Top tips for keeping your public cloud cost in check.
Updated: Nov 25, 2022
Over the years, the public cloud has given a way to curb data center expenditures for organizations of all sizes. While the pay-as-you-go model of cloud computing brings significant opportunities for savings, it also requires an innovative approach to minimize waste and optimize spending. Without advanced planning, these anticipated cost savings can become a considerable expense for any firm if left unchecked.
Following are a few tips for a CEO to be aware of when reviewing an organization’s public cloud budget with their tech leadership:
Ensure clear business outcomes and KPIs are defined by the tech leadership using value-to-spend analysis.
Make sure your CTO has presented you with a clear public cloud strategy based on workload dependencies rather than focusing solely on usage and capacity patterns.
The cost of services that best meet the organization’s needs and budget is calculated using the cost calculator offered by the public cloud provider.
Ensure the tech team has the expertise to develop applications specifically for the cloud. Leveraging cloud-native services and optimization initiatives can quickly achieve desired efficiencies.
Services should be provisioned using auto-scaling services. Auto-scaling can automatically adjust capacity to maintain steady, predictable performance at the lowest possible cost.
Prepaid discounts for reserved instances should be included in the budget. This option provides considerable savings, mainly if capacity is known or can be accurately predicted.
There should not be any cost for unused instances.
The controls mentioned above, and efficiencies can be handled by the internal tech team or a managed services provider who can help optimize and manage the cloud spending and efficiently provision your cloud resources.
The ideas mentioned above are meant as information to ease your organizational processes. However, if you would like a more detailed overview, do not hesitate to reach out to me at firstname.lastname@example.org.

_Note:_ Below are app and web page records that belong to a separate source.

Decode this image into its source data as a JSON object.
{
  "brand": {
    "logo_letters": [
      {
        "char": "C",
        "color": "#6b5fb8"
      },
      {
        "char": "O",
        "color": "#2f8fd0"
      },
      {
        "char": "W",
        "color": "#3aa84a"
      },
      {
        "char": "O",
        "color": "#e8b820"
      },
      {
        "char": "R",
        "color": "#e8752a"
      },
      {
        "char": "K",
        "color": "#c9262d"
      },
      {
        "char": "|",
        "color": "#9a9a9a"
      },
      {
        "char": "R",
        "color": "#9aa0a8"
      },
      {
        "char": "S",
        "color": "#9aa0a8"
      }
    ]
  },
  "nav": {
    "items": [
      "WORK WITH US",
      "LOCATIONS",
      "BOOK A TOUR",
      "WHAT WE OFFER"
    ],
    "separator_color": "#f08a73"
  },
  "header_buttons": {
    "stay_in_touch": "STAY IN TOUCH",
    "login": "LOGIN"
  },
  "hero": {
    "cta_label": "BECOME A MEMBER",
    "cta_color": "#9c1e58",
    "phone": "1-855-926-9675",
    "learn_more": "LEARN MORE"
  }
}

I have years of experience building Technology and providing Technology Due Diligence as a CTO, and I am available for fruitful discussions.